The 5/19/18 edition of the Philadelphia Inquirer published an article by David Patrick Stearns that reports on a Philadelphia Orchestra concert being disrupted by protesters demonstrating against the orchestra’s decision to carry out their upcoming tour of Israel in the wake of deadly violence along the Gaza border.
What caught my eye was Steans’ account about how the orchestra’s music director, Yannick Nézet-Séguin, handled having the concert disrupted when protesters interrupted the performance.
Two of the protesters that entered the hall led music director Yannick Nézet-Séguin to slam his baton on the podium and walk off the stage.
This sort of reaction comes across as unnecessarily pettish from a professional that has risen to such career heights as Nézet-Séguin.
Moreover, any professional that operates in a public setting and paid a multimillion-dollar annual compensation package should be able to handle a disruption, regardless the reason, with a certain degree of grace and dignity.

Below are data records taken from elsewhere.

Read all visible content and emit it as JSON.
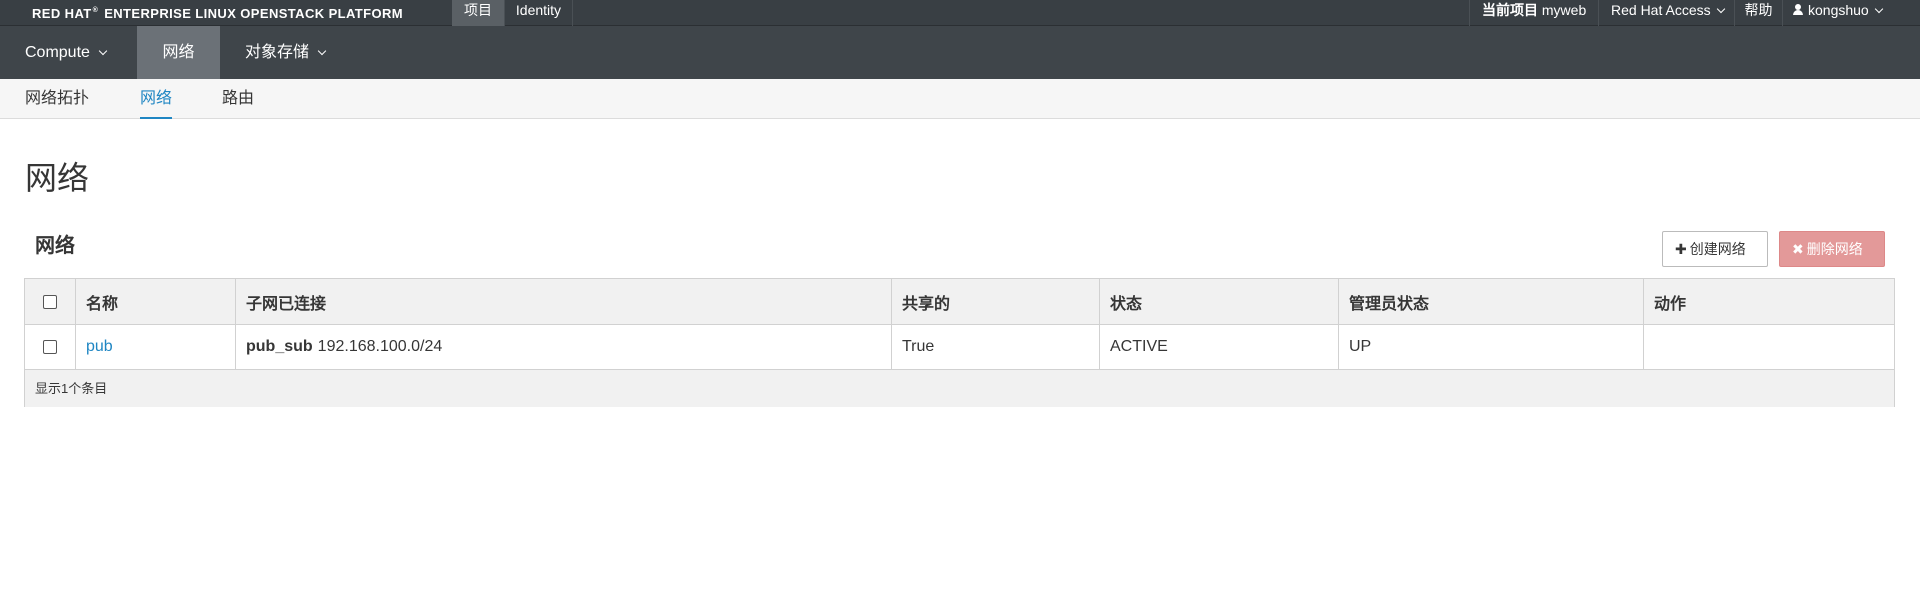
{
  "topbar": {
    "brand": "RED HAT",
    "brand_mark": "®",
    "brand_rest": "ENTERPRISE LINUX OPENSTACK PLATFORM",
    "project_tab": "项目",
    "identity_tab": "Identity",
    "current_project_label": "当前项目",
    "current_project_value": "myweb",
    "red_hat_access": "Red Hat Access",
    "help": "帮助",
    "user": "kongshuo"
  },
  "mainnav": {
    "compute": "Compute",
    "network": "网络",
    "object_storage": "对象存储"
  },
  "subnav": {
    "topology": "网络拓扑",
    "networks": "网络",
    "routers": "路由"
  },
  "page": {
    "title": "网络",
    "section_title": "网络",
    "create_button": "创建网络",
    "delete_button": "删除网络"
  },
  "table": {
    "headers": [
      "名称",
      "子网已连接",
      "共享的",
      "状态",
      "管理员状态",
      "动作"
    ],
    "rows": [
      {
        "name": "pub",
        "subnet_name": "pub_sub",
        "subnet_cidr": "192.168.100.0/24",
        "shared": "True",
        "status": "ACTIVE",
        "admin_state": "UP",
        "actions": ""
      }
    ],
    "footer": "显示1个条目"
  },
  "colors": {
    "topbar_bg": "#393f44",
    "mainnav_bg": "#3f454a",
    "mainnav_active": "#6b7177",
    "link": "#1f86c3",
    "delete_button": "#e39999"
  }
}
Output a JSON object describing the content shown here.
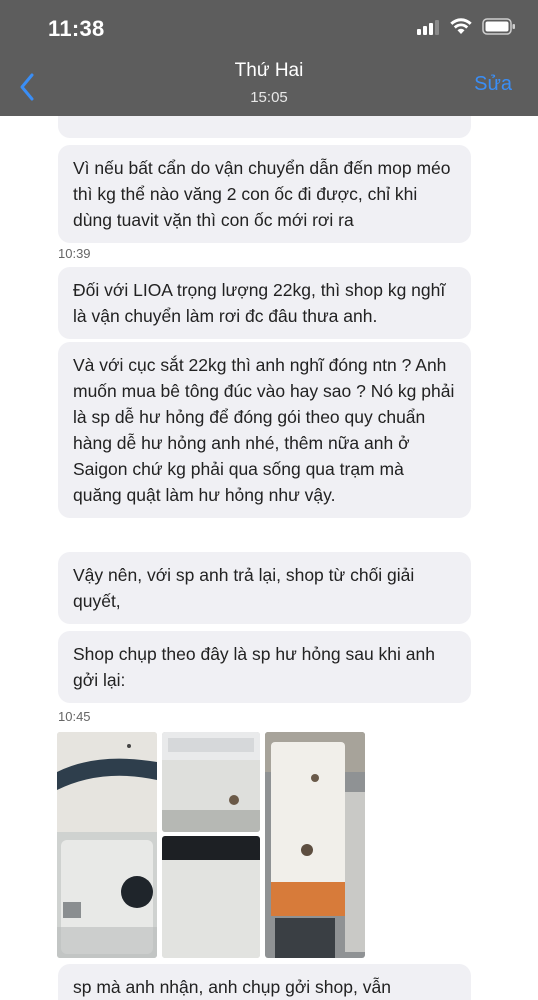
{
  "status_bar": {
    "time": "11:38"
  },
  "nav": {
    "title": "Thứ Hai",
    "subtitle": "15:05",
    "edit_label": "Sửa"
  },
  "messages": [
    {
      "text": "Vì nếu bất cẩn do vận chuyển dẫn đến mop méo thì kg thể nào văng 2 con ốc đi được, chỉ khi dùng tuavit vặn thì con ốc mới rơi ra"
    },
    {
      "text": "Đối với LIOA trọng lượng 22kg, thì shop kg nghĩ là vận chuyển làm rơi đc đâu thưa anh."
    },
    {
      "text": "Và với cục sắt 22kg thì anh nghĩ đóng ntn ? Anh muốn mua bê tông đúc vào hay sao ? Nó kg phải là sp dễ hư hỏng để đóng gói theo quy chuẩn hàng dễ hư hỏng anh nhé, thêm nữa anh ở Saigon chứ kg phải qua sống qua trạm mà quăng quật làm hư hỏng như vậy."
    },
    {
      "text": "Vậy nên, với sp anh trả lại, shop từ chối giải quyết,"
    },
    {
      "text": "Shop chụp theo đây là sp hư hỏng sau khi anh gởi lại:"
    },
    {
      "text": "sp mà anh nhận, anh chụp gởi shop, vẫn"
    }
  ],
  "timestamps": [
    "10:39",
    "10:45"
  ],
  "colors": {
    "header_bg": "#5d5d5d",
    "accent": "#3a8ef6",
    "bubble_bg": "#f0f0f4"
  }
}
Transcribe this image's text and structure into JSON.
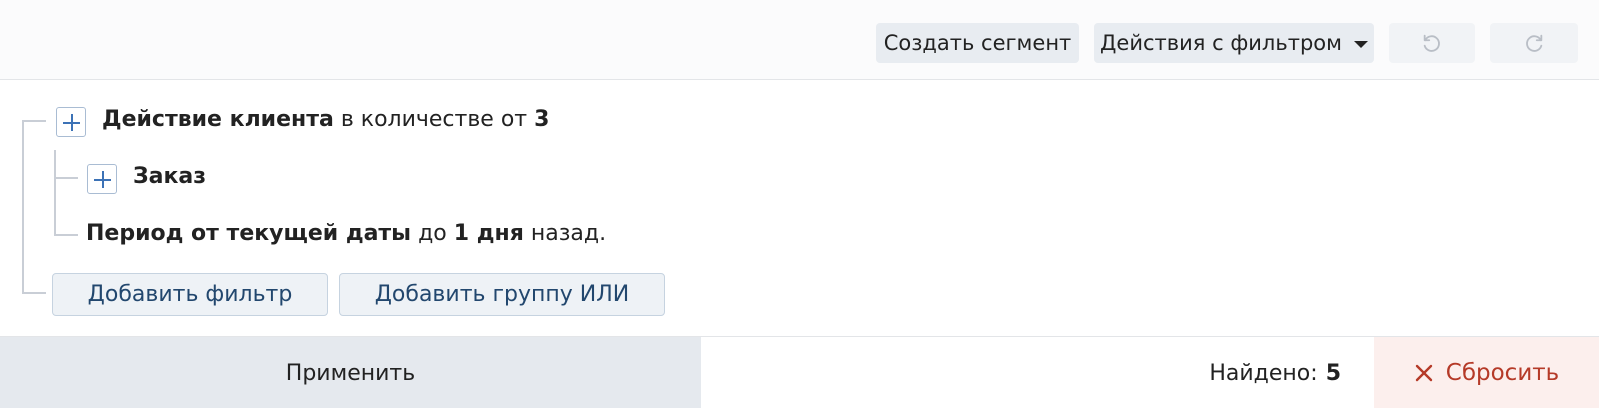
{
  "toolbar": {
    "create_segment_label": "Создать сегмент",
    "filter_actions_label": "Действия с фильтром",
    "undo_icon": "undo-icon",
    "redo_icon": "redo-icon"
  },
  "filter_tree": {
    "root": {
      "name": "Действие клиента",
      "qualifier": "в количестве от",
      "count": "3"
    },
    "child": {
      "name": "Заказ"
    },
    "period": {
      "name": "Период от текущей даты",
      "preposition": "до",
      "value": "1 дня",
      "suffix": "назад."
    },
    "add_filter_label": "Добавить фильтр",
    "add_or_group_label": "Добавить группу ИЛИ"
  },
  "footer": {
    "apply_label": "Применить",
    "found_label": "Найдено:",
    "found_count": "5",
    "reset_label": "Сбросить"
  },
  "colors": {
    "toolbar_button_bg": "#e8ecf1",
    "plus_accent": "#3c72b6",
    "reset_bg": "#fcefed",
    "reset_text": "#b53a28",
    "apply_bg": "#e5e9ee"
  }
}
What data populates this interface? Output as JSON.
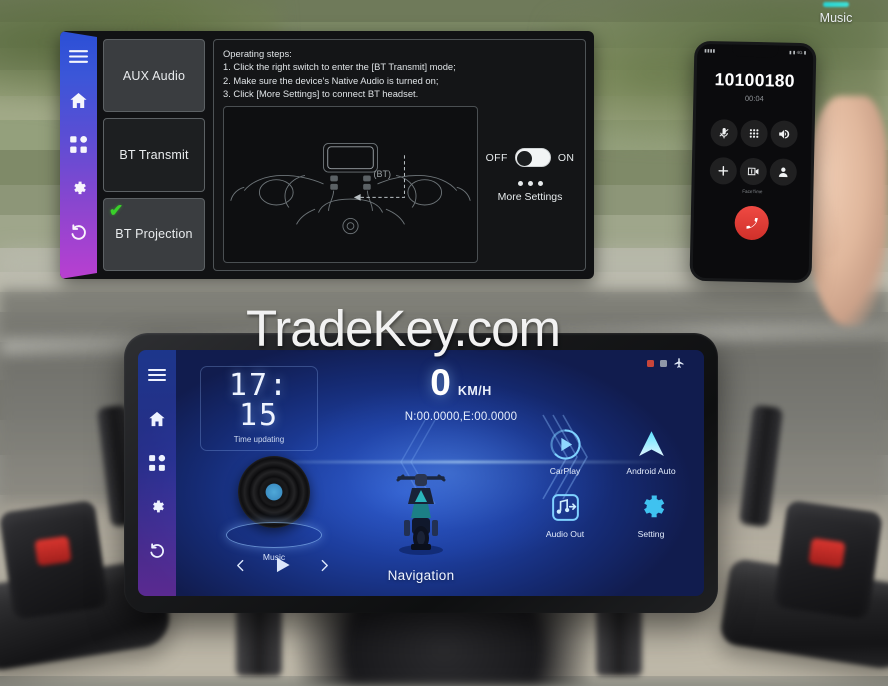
{
  "watermark": "TradeKey.com",
  "music_corner": {
    "label": "Music",
    "icon": "music-bar-icon"
  },
  "settings_panel": {
    "rail_icons": [
      "menu-icon",
      "home-icon",
      "apps-icon",
      "gear-icon",
      "back-icon"
    ],
    "mode_buttons": [
      {
        "label": "AUX Audio",
        "selected": false,
        "checked": false
      },
      {
        "label": "BT Transmit",
        "selected": false,
        "checked": false
      },
      {
        "label": "BT Projection",
        "selected": true,
        "checked": true,
        "check_glyph": "✔"
      }
    ],
    "steps_text": "Operating steps:\n1. Click the right switch to enter the [BT Transmit] mode;\n2. Make sure the device's Native Audio is turned on;\n3. Click [More Settings] to connect     BT      headset.",
    "diagram_bt_label": "(BT)",
    "toggle": {
      "off_label": "OFF",
      "on_label": "ON",
      "state": "off"
    },
    "more_settings_label": "More Settings",
    "more_settings_icon": "ellipsis-icon"
  },
  "phone": {
    "status_left": "▮▮▮▮",
    "status_right": "▮ ▮ 4G ▮",
    "number": "10100180",
    "call_timer": "00:04",
    "buttons": [
      {
        "name": "mute-button",
        "icon": "mic-muted-icon",
        "sub": ""
      },
      {
        "name": "keypad-button",
        "icon": "keypad-icon",
        "sub": ""
      },
      {
        "name": "speaker-button",
        "icon": "speaker-icon",
        "sub": ""
      },
      {
        "name": "add-call-button",
        "icon": "plus-icon",
        "sub": ""
      },
      {
        "name": "facetime-button",
        "icon": "video-camera-icon",
        "sub": "FaceTime"
      },
      {
        "name": "contacts-button",
        "icon": "person-icon",
        "sub": ""
      }
    ],
    "end_call": {
      "label": "",
      "icon": "end-call-icon",
      "color": "#e0392f"
    }
  },
  "device": {
    "rail_icons": [
      "menu-icon",
      "home-icon",
      "apps-icon",
      "gear-icon",
      "back-icon"
    ],
    "status_icons": [
      "status-red-dot",
      "status-gray-dot",
      "airplane-mode-icon"
    ],
    "clock": {
      "time": "17: 15",
      "sub_label": "Time updating"
    },
    "speed": {
      "value": "0",
      "unit": "KM/H"
    },
    "gps": "N:00.0000,E:00.0000",
    "music_widget": {
      "label": "Music",
      "icon": "vinyl-record-icon"
    },
    "media_controls": [
      {
        "name": "previous-track-button",
        "icon": "chevron-left-icon"
      },
      {
        "name": "play-button",
        "icon": "play-icon"
      },
      {
        "name": "next-track-button",
        "icon": "chevron-right-icon"
      }
    ],
    "navigation_label": "Navigation",
    "apps": [
      {
        "label": "CarPlay",
        "icon": "carplay-icon"
      },
      {
        "label": "Android Auto",
        "icon": "android-auto-icon"
      },
      {
        "label": "Audio Out",
        "icon": "audio-out-icon"
      },
      {
        "label": "Setting",
        "icon": "gear-icon"
      }
    ]
  },
  "colors": {
    "accent_blue": "#2b57c8",
    "accent_purple": "#8b2fc0",
    "check_green": "#39d12a",
    "end_call_red": "#e0392f",
    "screen_text": "#eef4ff"
  }
}
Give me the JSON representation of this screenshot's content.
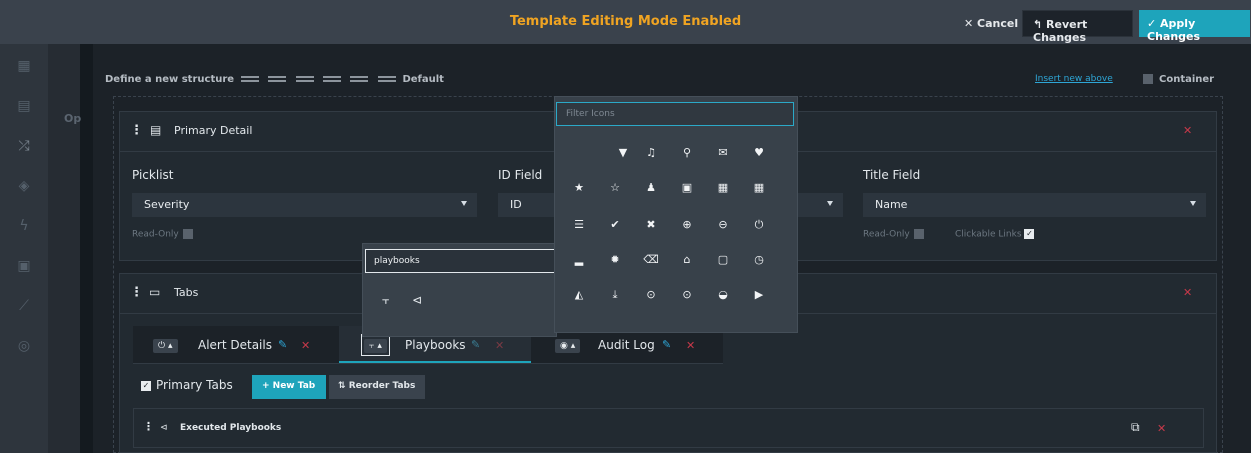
{
  "topbar": {
    "title": "Template Editing Mode Enabled",
    "cancel_label": "Cancel",
    "revert_label": "Revert Changes",
    "apply_label": "Apply Changes"
  },
  "sidebar": {
    "truncated_label": "Op",
    "icons": [
      "grid-icon",
      "layers-icon",
      "shuffle-icon",
      "shield-icon",
      "bolt-icon",
      "briefcase-icon",
      "chart-icon",
      "settings-icon"
    ]
  },
  "structure": {
    "label": "Define a new structure",
    "default_label": "Default",
    "right_link": "Insert new above",
    "container_label": "Container"
  },
  "primary_detail": {
    "title": "Primary Detail",
    "fields": [
      {
        "label": "Picklist",
        "value": "Severity",
        "footer": "Read-Only"
      },
      {
        "label": "ID Field",
        "value": "ID"
      },
      {
        "label": "Title Field",
        "value": "Name",
        "footer": "Read-Only",
        "footer2": "Clickable Links"
      }
    ]
  },
  "tabs_panel": {
    "title": "Tabs",
    "tabs": [
      {
        "label": "Alert Details"
      },
      {
        "label": "Playbooks"
      },
      {
        "label": "Audit Log"
      }
    ],
    "primary_tabs_label": "Primary Tabs",
    "new_tab_label": "+ New Tab",
    "reorder_label": "Reorder Tabs",
    "executed_label": "Executed Playbooks"
  },
  "icon_picker": {
    "placeholder": "Filter Icons"
  },
  "playbook_popup": {
    "query": "playbooks"
  },
  "colors": {
    "accent": "#1ea4bb",
    "warning": "#f0a422",
    "danger": "#c7394a"
  }
}
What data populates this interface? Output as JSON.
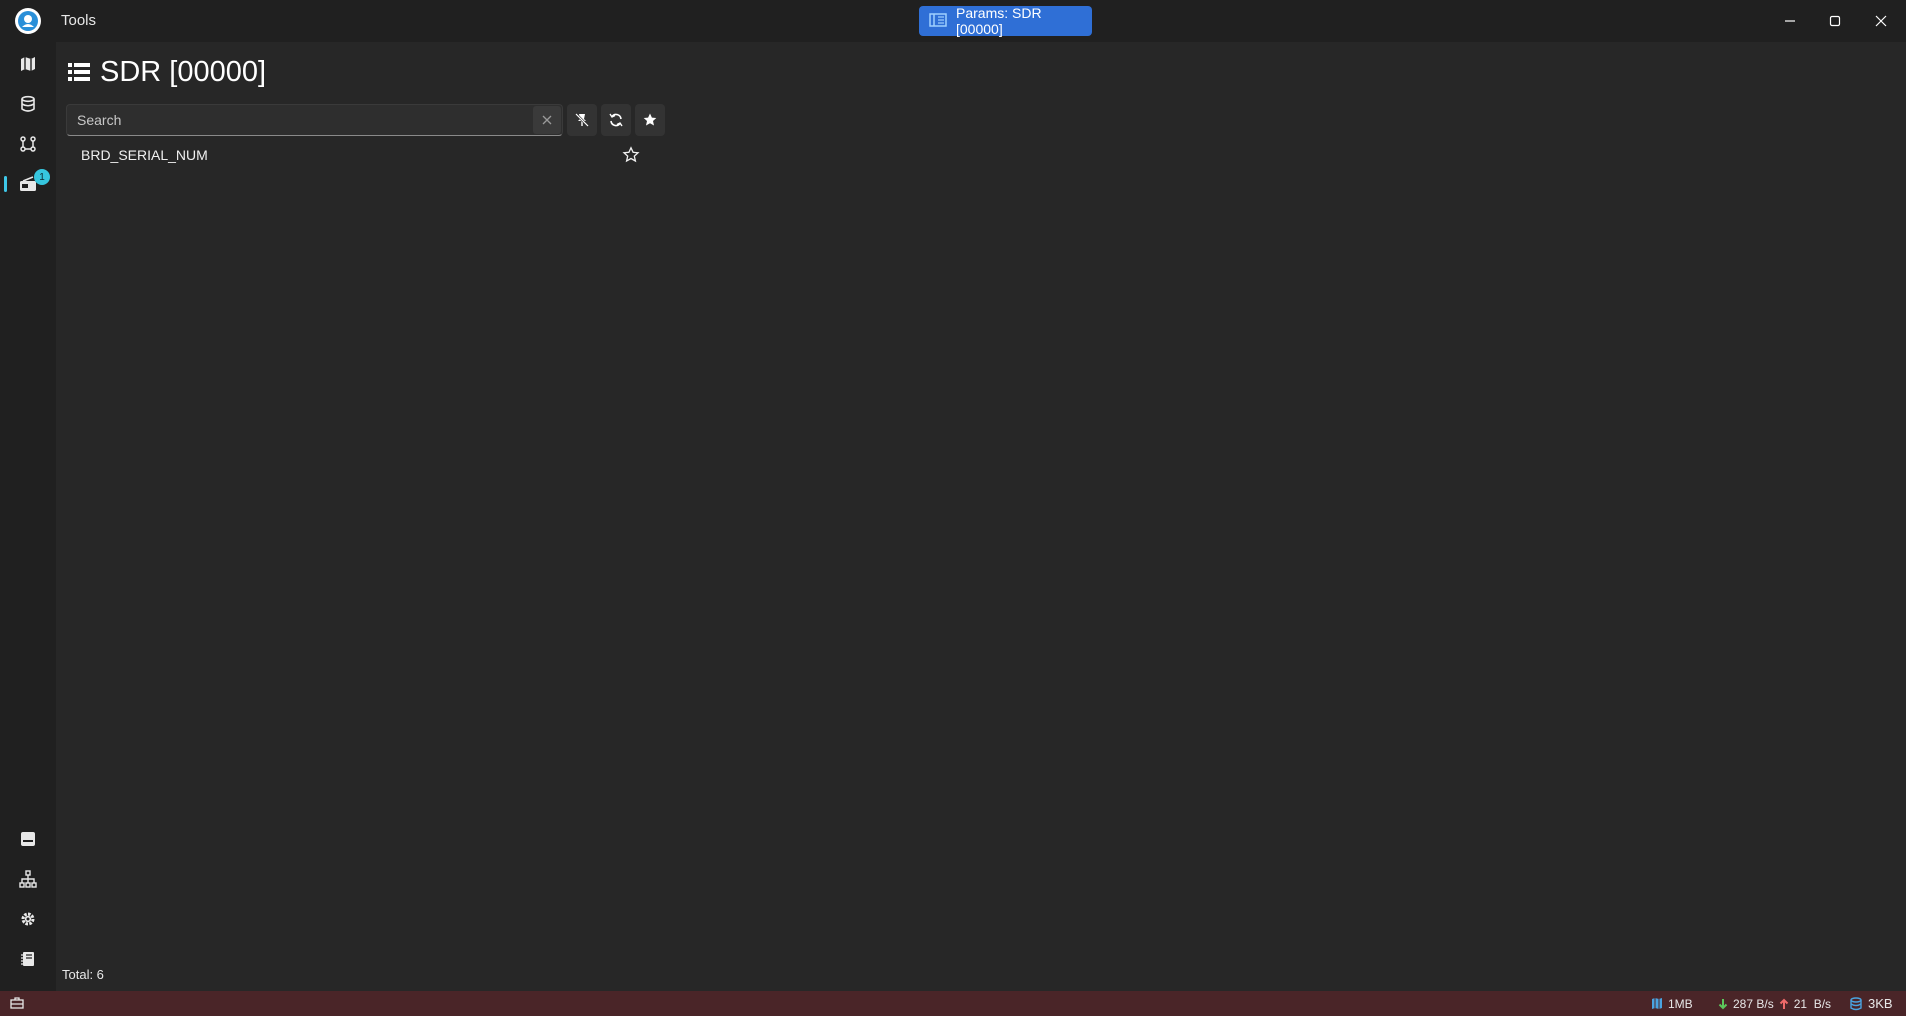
{
  "titlebar": {
    "app_title": "Tools",
    "active_tab_label": "Params: SDR [00000]",
    "icons": [
      "app-logo-icon",
      "params-tab-icon",
      "minimize-icon",
      "maximize-icon",
      "close-icon"
    ]
  },
  "sidebar": {
    "items": [
      {
        "name": "map-icon"
      },
      {
        "name": "database-icon"
      },
      {
        "name": "graph-icon"
      },
      {
        "name": "radio-icon",
        "active": true,
        "badge": "1"
      },
      {
        "name": "card-icon"
      },
      {
        "name": "network-icon"
      },
      {
        "name": "gear-icon"
      },
      {
        "name": "log-icon"
      }
    ],
    "accent": "#3ec7e8"
  },
  "page": {
    "title": "SDR [00000]",
    "search_placeholder": "Search",
    "search_value": "",
    "params": [
      {
        "name": "BRD_SERIAL_NUM",
        "favorite": false
      }
    ],
    "total_label": "Total: 6"
  },
  "statusbar": {
    "map_size": "1MB",
    "rx_rate": "287 B/s",
    "tx_rate": "21  B/s",
    "storage": "3KB",
    "color": "#4a2528"
  },
  "colors": {
    "tab_blue": "#2f6fd6",
    "background": "#272727",
    "chrome": "#202020"
  }
}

Case in point, when protestors disrupted a St. Louis Symphony Orchestra concert on 10/4/14 there were no reports of guest conductor Markus Stenz behaving in similar fashion.
If nothing else, this goes to serve as a reminder that we live in an age of heightened public agitation. As a result, it should come as no surprise if public protests continue to rise.
While orchestras won’t likely find themselves at the center of those controversies, their stakeholders need to be prepared to handle negative attention and interruptions with behavior suitable of distinguishing themselves, and the field as a whole, in the annals of public relations.